Despite long-lingering questions over whether Cedar Glen residents were ever provided with the improvements to the water system they have been paying for over the last three decades, the board of supervisors this week made a crucial commitment toward proceeding with revamping that system at further expense to those residents.
Shortly after Arrowhead Manor was placed into receivership in 2003, water rates were raised over 400 percent. The county borrowed $800,000 to acquire the water company and its assets and to make necessary improvements to it. $305,000 of that loan money was used to buy Arrowhead Manor. By 2008, the loan principal, penalties, and interest had risen to approximately $2,000,000.
At present, the $800,000 loan is not being repaid, but local water users are still paying greatly inflated prices for water.
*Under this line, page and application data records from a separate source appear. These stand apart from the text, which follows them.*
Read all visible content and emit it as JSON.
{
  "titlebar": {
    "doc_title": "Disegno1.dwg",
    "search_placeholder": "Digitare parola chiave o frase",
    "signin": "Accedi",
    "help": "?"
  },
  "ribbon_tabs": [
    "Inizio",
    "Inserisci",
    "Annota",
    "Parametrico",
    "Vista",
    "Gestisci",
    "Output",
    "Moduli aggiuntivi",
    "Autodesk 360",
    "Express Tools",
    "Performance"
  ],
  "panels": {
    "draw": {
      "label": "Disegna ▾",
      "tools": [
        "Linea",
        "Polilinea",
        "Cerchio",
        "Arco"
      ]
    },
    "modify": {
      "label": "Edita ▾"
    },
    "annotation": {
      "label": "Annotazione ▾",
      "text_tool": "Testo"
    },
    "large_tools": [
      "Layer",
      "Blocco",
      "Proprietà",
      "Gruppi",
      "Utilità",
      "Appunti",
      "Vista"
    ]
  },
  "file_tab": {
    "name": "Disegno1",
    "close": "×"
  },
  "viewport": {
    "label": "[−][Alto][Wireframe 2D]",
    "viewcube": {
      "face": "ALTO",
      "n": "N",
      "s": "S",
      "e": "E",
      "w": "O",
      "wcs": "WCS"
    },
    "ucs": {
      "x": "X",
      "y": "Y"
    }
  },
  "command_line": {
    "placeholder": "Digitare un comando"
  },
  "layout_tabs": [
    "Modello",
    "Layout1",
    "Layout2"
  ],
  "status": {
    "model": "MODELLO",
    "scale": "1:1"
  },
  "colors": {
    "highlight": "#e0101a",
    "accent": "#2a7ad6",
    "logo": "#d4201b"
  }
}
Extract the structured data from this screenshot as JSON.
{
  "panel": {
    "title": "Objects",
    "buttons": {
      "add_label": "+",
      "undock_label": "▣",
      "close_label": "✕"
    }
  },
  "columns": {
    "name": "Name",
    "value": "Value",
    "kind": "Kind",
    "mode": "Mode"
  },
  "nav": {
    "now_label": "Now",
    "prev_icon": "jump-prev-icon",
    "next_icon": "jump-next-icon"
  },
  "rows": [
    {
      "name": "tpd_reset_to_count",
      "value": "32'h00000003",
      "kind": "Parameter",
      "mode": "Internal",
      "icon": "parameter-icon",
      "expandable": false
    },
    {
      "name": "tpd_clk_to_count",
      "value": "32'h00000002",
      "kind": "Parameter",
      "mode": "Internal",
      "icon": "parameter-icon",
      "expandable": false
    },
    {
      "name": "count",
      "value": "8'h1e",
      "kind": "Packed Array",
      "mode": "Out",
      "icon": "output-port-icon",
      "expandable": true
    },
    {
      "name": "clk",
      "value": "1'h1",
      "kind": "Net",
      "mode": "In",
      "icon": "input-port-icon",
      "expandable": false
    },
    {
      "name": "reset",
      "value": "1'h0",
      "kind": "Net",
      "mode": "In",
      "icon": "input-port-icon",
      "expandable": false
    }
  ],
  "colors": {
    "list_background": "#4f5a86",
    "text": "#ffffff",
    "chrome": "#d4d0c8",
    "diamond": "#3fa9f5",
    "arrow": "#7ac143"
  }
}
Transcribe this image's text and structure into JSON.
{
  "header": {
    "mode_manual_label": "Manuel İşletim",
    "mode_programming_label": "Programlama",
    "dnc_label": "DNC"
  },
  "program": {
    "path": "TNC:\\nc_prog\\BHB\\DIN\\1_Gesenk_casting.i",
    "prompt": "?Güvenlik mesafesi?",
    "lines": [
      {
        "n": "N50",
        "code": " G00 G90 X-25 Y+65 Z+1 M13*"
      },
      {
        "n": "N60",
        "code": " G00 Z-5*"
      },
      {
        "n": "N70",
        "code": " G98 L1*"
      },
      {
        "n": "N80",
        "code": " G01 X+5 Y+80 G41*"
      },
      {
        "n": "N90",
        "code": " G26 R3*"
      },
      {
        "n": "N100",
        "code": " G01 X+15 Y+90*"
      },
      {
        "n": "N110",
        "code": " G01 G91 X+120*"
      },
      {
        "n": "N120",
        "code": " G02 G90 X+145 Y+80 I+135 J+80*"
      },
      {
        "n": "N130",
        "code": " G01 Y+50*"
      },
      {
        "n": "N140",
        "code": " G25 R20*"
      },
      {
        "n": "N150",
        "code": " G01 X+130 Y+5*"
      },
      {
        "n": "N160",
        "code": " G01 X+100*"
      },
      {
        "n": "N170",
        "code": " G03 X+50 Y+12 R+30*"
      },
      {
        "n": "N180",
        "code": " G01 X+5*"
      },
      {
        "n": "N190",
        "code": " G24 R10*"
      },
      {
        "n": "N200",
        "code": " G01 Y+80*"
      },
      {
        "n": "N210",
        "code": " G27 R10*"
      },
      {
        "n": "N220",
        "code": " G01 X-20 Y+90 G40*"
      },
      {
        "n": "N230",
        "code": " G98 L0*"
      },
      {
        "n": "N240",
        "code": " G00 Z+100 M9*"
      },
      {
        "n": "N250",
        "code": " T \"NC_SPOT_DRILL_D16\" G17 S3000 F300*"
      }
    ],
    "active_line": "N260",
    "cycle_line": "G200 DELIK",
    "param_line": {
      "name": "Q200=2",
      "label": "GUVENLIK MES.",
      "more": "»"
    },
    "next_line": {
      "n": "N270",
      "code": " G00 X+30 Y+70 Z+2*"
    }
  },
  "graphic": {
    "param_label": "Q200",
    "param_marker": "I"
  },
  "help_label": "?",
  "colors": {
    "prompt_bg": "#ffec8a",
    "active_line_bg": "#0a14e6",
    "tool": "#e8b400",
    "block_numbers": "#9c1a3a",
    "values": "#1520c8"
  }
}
"The Cedar Glen water situation is based on several layers of fraud and the county supervisors are now in jeopardy of becoming accomplices in this fraud," said area resident Hugh Campbell. "There is a reason people are not paying these bills and it is the responsibility of the board of supervisors to investigate the reason. The original fraud took place in 1980 when through the Safe Drinking Water Bond Act the owners of the Arrowhead Manor Water Company, Ernie and Jean Schoettmer, were awarded $910,510. The fraud consisted of how that money was ‘not used," Campbell said.